==== LISTED RECORDS

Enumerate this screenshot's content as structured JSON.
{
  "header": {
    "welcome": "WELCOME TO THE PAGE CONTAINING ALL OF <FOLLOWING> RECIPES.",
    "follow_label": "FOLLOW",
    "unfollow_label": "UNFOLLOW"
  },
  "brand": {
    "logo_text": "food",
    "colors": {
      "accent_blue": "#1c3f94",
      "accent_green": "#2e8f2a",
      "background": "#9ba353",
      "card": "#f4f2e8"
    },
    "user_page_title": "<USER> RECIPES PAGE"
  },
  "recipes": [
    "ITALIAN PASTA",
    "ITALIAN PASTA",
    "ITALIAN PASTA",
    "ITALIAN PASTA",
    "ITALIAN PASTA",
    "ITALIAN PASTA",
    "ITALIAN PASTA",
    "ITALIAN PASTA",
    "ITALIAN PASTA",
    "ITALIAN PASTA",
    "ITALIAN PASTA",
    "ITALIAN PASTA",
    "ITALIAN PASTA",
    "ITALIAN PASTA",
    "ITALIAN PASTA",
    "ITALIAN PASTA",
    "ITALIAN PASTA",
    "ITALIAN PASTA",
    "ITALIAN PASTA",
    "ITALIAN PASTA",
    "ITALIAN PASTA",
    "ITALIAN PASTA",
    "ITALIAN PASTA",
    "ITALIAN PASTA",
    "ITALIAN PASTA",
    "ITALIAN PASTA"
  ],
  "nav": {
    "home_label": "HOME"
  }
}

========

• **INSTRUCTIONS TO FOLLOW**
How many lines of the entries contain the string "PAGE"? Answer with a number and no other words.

• **RESPONSE FOR THIS EXERCISE**
2